- Exercise:
Return all the entries word for word, minus the pictures.

Collected data
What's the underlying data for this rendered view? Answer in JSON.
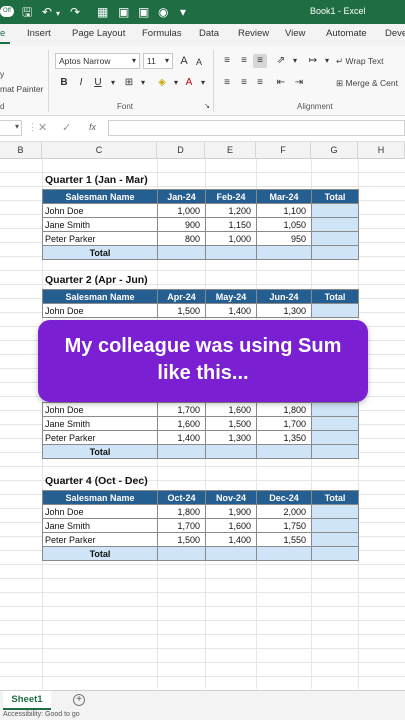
{
  "window": {
    "title": "Book1 - Excel",
    "autosave": "Off"
  },
  "ribbon_tabs": [
    "e",
    "Insert",
    "Page Layout",
    "Formulas",
    "Data",
    "Review",
    "View",
    "Automate",
    "Deve"
  ],
  "ribbon": {
    "font_name": "Aptos Narrow",
    "font_size": "11",
    "bold": "B",
    "italic": "I",
    "underline": "U",
    "wrap_text": "Wrap Text",
    "merge_center": "Merge & Cent",
    "format_painter": "mat Painter",
    "cut_fragment": "y",
    "group_clipboard": "d",
    "group_font": "Font",
    "group_alignment": "Alignment",
    "increase_font": "A",
    "decrease_font": "A"
  },
  "formula_bar": {
    "fx": "fx",
    "value": ""
  },
  "columns": [
    "B",
    "C",
    "D",
    "E",
    "F",
    "G",
    "H"
  ],
  "quarters": [
    {
      "title": "Quarter 1 (Jan - Mar)",
      "headers": [
        "Salesman Name",
        "Jan-24",
        "Feb-24",
        "Mar-24",
        "Total"
      ],
      "rows": [
        {
          "name": "John Doe",
          "values": [
            "1,000",
            "1,200",
            "1,100"
          ]
        },
        {
          "name": "Jane Smith",
          "values": [
            "900",
            "1,150",
            "1,050"
          ]
        },
        {
          "name": "Peter Parker",
          "values": [
            "800",
            "1,000",
            "950"
          ]
        }
      ],
      "total_label": "Total"
    },
    {
      "title": "Quarter 2 (Apr - Jun)",
      "headers": [
        "Salesman Name",
        "Apr-24",
        "May-24",
        "Jun-24",
        "Total"
      ],
      "rows": [
        {
          "name": "John Doe",
          "values": [
            "1,500",
            "1,400",
            "1,300"
          ]
        }
      ]
    },
    {
      "title": "",
      "rows": [
        {
          "name": "John Doe",
          "values": [
            "1,700",
            "1,600",
            "1,800"
          ]
        },
        {
          "name": "Jane Smith",
          "values": [
            "1,600",
            "1,500",
            "1,700"
          ]
        },
        {
          "name": "Peter Parker",
          "values": [
            "1,400",
            "1,300",
            "1,350"
          ]
        }
      ],
      "total_label": "Total"
    },
    {
      "title": "Quarter 4 (Oct - Dec)",
      "headers": [
        "Salesman Name",
        "Oct-24",
        "Nov-24",
        "Dec-24",
        "Total"
      ],
      "rows": [
        {
          "name": "John Doe",
          "values": [
            "1,800",
            "1,900",
            "2,000"
          ]
        },
        {
          "name": "Jane Smith",
          "values": [
            "1,700",
            "1,600",
            "1,750"
          ]
        },
        {
          "name": "Peter Parker",
          "values": [
            "1,500",
            "1,400",
            "1,550"
          ]
        }
      ],
      "total_label": "Total"
    }
  ],
  "overlay": {
    "line1": "My colleague was using Sum",
    "line2": "like this..."
  },
  "sheet_tabs": {
    "active": "Sheet1",
    "add": "+"
  },
  "status": {
    "accessibility": "Accessibility: Good to go"
  },
  "colors": {
    "excel_green": "#1f6e43",
    "header_blue": "#255e91",
    "total_fill": "#cfe4f7",
    "overlay_purple": "#7a1fd1"
  }
}
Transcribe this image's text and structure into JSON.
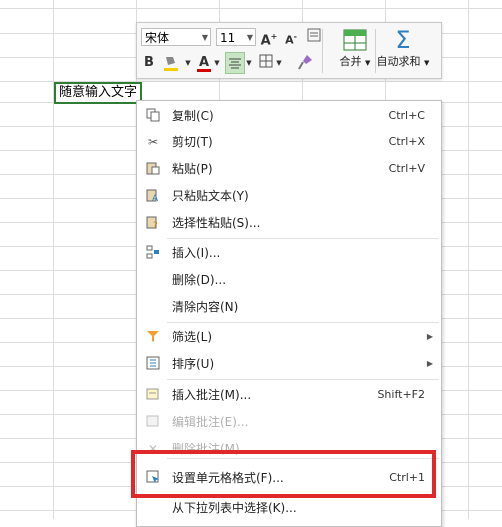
{
  "cell": {
    "text": "随意输入文字"
  },
  "toolbar": {
    "font_name": "宋体",
    "font_size": "11",
    "merge_label": "合并",
    "autosum_label": "自动求和",
    "icons": [
      "grow-font-icon",
      "shrink-font-icon",
      "wrap-icon",
      "bold-icon",
      "fill-color-icon",
      "font-color-icon",
      "align-center-icon",
      "border-icon",
      "format-painter-icon",
      "merge-icon",
      "autosum-icon"
    ]
  },
  "menu": {
    "copy": {
      "label": "复制(C)",
      "shortcut": "Ctrl+C"
    },
    "cut": {
      "label": "剪切(T)",
      "shortcut": "Ctrl+X"
    },
    "paste": {
      "label": "粘贴(P)",
      "shortcut": "Ctrl+V"
    },
    "paste_text": {
      "label": "只粘贴文本(Y)"
    },
    "paste_special": {
      "label": "选择性粘贴(S)..."
    },
    "insert": {
      "label": "插入(I)..."
    },
    "delete": {
      "label": "删除(D)..."
    },
    "clear": {
      "label": "清除内容(N)"
    },
    "filter": {
      "label": "筛选(L)"
    },
    "sort": {
      "label": "排序(U)"
    },
    "insert_comment": {
      "label": "插入批注(M)...",
      "shortcut": "Shift+F2"
    },
    "edit_comment": {
      "label": "编辑批注(E)..."
    },
    "delete_comment": {
      "label": "删除批注(M)"
    },
    "format_cells": {
      "label": "设置单元格格式(F)...",
      "shortcut": "Ctrl+1"
    },
    "pick_list": {
      "label": "从下拉列表中选择(K)..."
    }
  },
  "colors": {
    "highlight": "#e02828",
    "cell_border": "#2e7d32",
    "fill_yellow": "#f4d000",
    "font_red": "#d40000"
  }
}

- The completed task:
What's the underlying data for this rendered view? Answer in JSON.
{
  "window": {
    "title": "Book1 - Excel",
    "autosave": "Off"
  },
  "ribbon_tabs": [
    "e",
    "Insert",
    "Page Layout",
    "Formulas",
    "Data",
    "Review",
    "View",
    "Automate",
    "Deve"
  ],
  "ribbon": {
    "font_name": "Aptos Narrow",
    "font_size": "11",
    "bold": "B",
    "italic": "I",
    "underline": "U",
    "wrap_text": "Wrap Text",
    "merge_center": "Merge & Cent",
    "format_painter": "mat Painter",
    "cut_fragment": "y",
    "group_clipboard": "d",
    "group_font": "Font",
    "group_alignment": "Alignment",
    "increase_font": "A",
    "decrease_font": "A"
  },
  "formula_bar": {
    "fx": "fx",
    "value": ""
  },
  "columns": [
    "B",
    "C",
    "D",
    "E",
    "F",
    "G",
    "H"
  ],
  "quarters": [
    {
      "title": "Quarter 1 (Jan - Mar)",
      "headers": [
        "Salesman Name",
        "Jan-24",
        "Feb-24",
        "Mar-24",
        "Total"
      ],
      "rows": [
        {
          "name": "John Doe",
          "values": [
            "1,000",
            "1,200",
            "1,100"
          ]
        },
        {
          "name": "Jane Smith",
          "values": [
            "900",
            "1,150",
            "1,050"
          ]
        },
        {
          "name": "Peter Parker",
          "values": [
            "800",
            "1,000",
            "950"
          ]
        }
      ],
      "total_label": "Total"
    },
    {
      "title": "Quarter 2 (Apr - Jun)",
      "headers": [
        "Salesman Name",
        "Apr-24",
        "May-24",
        "Jun-24",
        "Total"
      ],
      "rows": [
        {
          "name": "John Doe",
          "values": [
            "1,500",
            "1,400",
            "1,300"
          ]
        }
      ]
    },
    {
      "title": "",
      "rows": [
        {
          "name": "John Doe",
          "values": [
            "1,700",
            "1,600",
            "1,800"
          ]
        },
        {
          "name": "Jane Smith",
          "values": [
            "1,600",
            "1,500",
            "1,700"
          ]
        },
        {
          "name": "Peter Parker",
          "values": [
            "1,400",
            "1,300",
            "1,350"
          ]
        }
      ],
      "total_label": "Total"
    },
    {
      "title": "Quarter 4 (Oct - Dec)",
      "headers": [
        "Salesman Name",
        "Oct-24",
        "Nov-24",
        "Dec-24",
        "Total"
      ],
      "rows": [
        {
          "name": "John Doe",
          "values": [
            "1,800",
            "1,900",
            "2,000"
          ]
        },
        {
          "name": "Jane Smith",
          "values": [
            "1,700",
            "1,600",
            "1,750"
          ]
        },
        {
          "name": "Peter Parker",
          "values": [
            "1,500",
            "1,400",
            "1,550"
          ]
        }
      ],
      "total_label": "Total"
    }
  ],
  "overlay": {
    "line1": "My colleague was using Sum",
    "line2": "like this..."
  },
  "sheet_tabs": {
    "active": "Sheet1",
    "add": "+"
  },
  "status": {
    "accessibility": "Accessibility: Good to go"
  },
  "colors": {
    "excel_green": "#1f6e43",
    "header_blue": "#255e91",
    "total_fill": "#cfe4f7",
    "overlay_purple": "#7a1fd1"
  }
}
Transcribe this image's text and structure into JSON.
{
  "cell": {
    "text": "随意输入文字"
  },
  "toolbar": {
    "font_name": "宋体",
    "font_size": "11",
    "merge_label": "合并",
    "autosum_label": "自动求和",
    "icons": [
      "grow-font-icon",
      "shrink-font-icon",
      "wrap-icon",
      "bold-icon",
      "fill-color-icon",
      "font-color-icon",
      "align-center-icon",
      "border-icon",
      "format-painter-icon",
      "merge-icon",
      "autosum-icon"
    ]
  },
  "menu": {
    "copy": {
      "label": "复制(C)",
      "shortcut": "Ctrl+C"
    },
    "cut": {
      "label": "剪切(T)",
      "shortcut": "Ctrl+X"
    },
    "paste": {
      "label": "粘贴(P)",
      "shortcut": "Ctrl+V"
    },
    "paste_text": {
      "label": "只粘贴文本(Y)"
    },
    "paste_special": {
      "label": "选择性粘贴(S)..."
    },
    "insert": {
      "label": "插入(I)..."
    },
    "delete": {
      "label": "删除(D)..."
    },
    "clear": {
      "label": "清除内容(N)"
    },
    "filter": {
      "label": "筛选(L)"
    },
    "sort": {
      "label": "排序(U)"
    },
    "insert_comment": {
      "label": "插入批注(M)...",
      "shortcut": "Shift+F2"
    },
    "edit_comment": {
      "label": "编辑批注(E)..."
    },
    "delete_comment": {
      "label": "删除批注(M)"
    },
    "format_cells": {
      "label": "设置单元格格式(F)...",
      "shortcut": "Ctrl+1"
    },
    "pick_list": {
      "label": "从下拉列表中选择(K)..."
    }
  },
  "colors": {
    "highlight": "#e02828",
    "cell_border": "#2e7d32",
    "fill_yellow": "#f4d000",
    "font_red": "#d40000"
  }
}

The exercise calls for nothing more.